Girls targeted by bullies at primary school are two and a half times more likely to remain victims than boys, according to research from the University of Warwick and University of Hertfordshire.
Researchers found girls being directly victimised by bullies (being beaten and suffering physical or verbal threats) at six years old were significantly more likely to still be a direct victim at age ten.
The study also revealed that the nature of bullying changes as children grow older, from direct victimisation (physical bullying and threats) to relational victimisation (spreading of malicious gossip or the withdrawal of friendships leading to social exclusion).
The research team, led by the University of Warwick Professor of Developmental Psychology Dieter Wolke, interviewed 663 children aged 6-9 about their bullying experiences. They also examined the peer hierarchies amongst the children by asking them to nominate the three children they liked most in their class. A follow-up questionnaire was then issued when the children were aged 10-11.
The study also revealed interesting information about the affect of bullying on the 171 children who dropped out of the study because they had actually moved schools . Professor Wolke examined the data collected for all the original participants in the study and found that those who moved schools were actually 9% more likely to have been victims of relational bullying. Professor Wolke noted that these children had significantly fewer friends and were in more hierarchically-organised classes.
Professor Wolke said: "These findings indicate that even at an early age some victims of bullying remain victims over a long period of time.

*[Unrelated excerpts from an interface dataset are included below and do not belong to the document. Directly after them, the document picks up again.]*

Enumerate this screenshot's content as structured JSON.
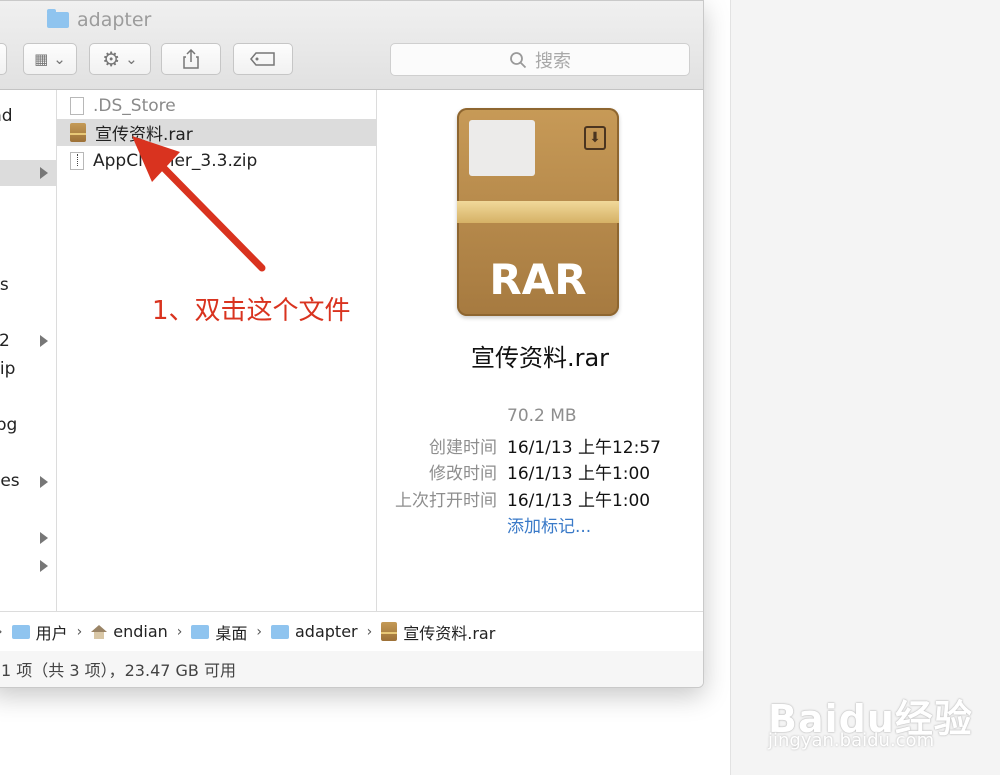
{
  "window": {
    "title": "adapter"
  },
  "search": {
    "placeholder": "搜索"
  },
  "sidebar_fragments": [
    "nd",
    "ss",
    "2",
    "zip",
    "jpg",
    "ces"
  ],
  "files": [
    {
      "name": ".DS_Store",
      "kind": "document",
      "selected": false
    },
    {
      "name": "宣传资料.rar",
      "kind": "rar",
      "selected": true
    },
    {
      "name": "AppCleaner_3.3.zip",
      "kind": "zip",
      "selected": false
    }
  ],
  "preview": {
    "icon_text": "RAR",
    "name": "宣传资料.rar",
    "size": "70.2 MB",
    "created_label": "创建时间",
    "created_value": "16/1/13 上午12:57",
    "modified_label": "修改时间",
    "modified_value": "16/1/13 上午1:00",
    "opened_label": "上次打开时间",
    "opened_value": "16/1/13 上午1:00",
    "add_tag": "添加标记..."
  },
  "pathbar": [
    {
      "label": "用户",
      "icon": "folder-icon"
    },
    {
      "label": "endian",
      "icon": "home-icon"
    },
    {
      "label": "桌面",
      "icon": "folder-icon"
    },
    {
      "label": "adapter",
      "icon": "folder-icon"
    },
    {
      "label": "宣传资料.rar",
      "icon": "rar-icon"
    }
  ],
  "status": "1 项（共 3 项），23.47 GB 可用",
  "annotation": {
    "text": "1、双击这个文件",
    "color": "#d9331f"
  },
  "watermark": {
    "logo": "Baidu经验",
    "url": "jingyan.baidu.com"
  }
}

The development and implementation of intervention programmes that help victims to escape further victimization in primary school are called for."
He added that the findings suggested school professionals, health practitioners and parents should be aware of children showing signs of both physical and emotional health problems, as these appeared to be important risk factors for becoming and remaining a victim.
Source: University of Warwick
Explore further: 'Duh' science: Why researchers spend so much time proving the obvious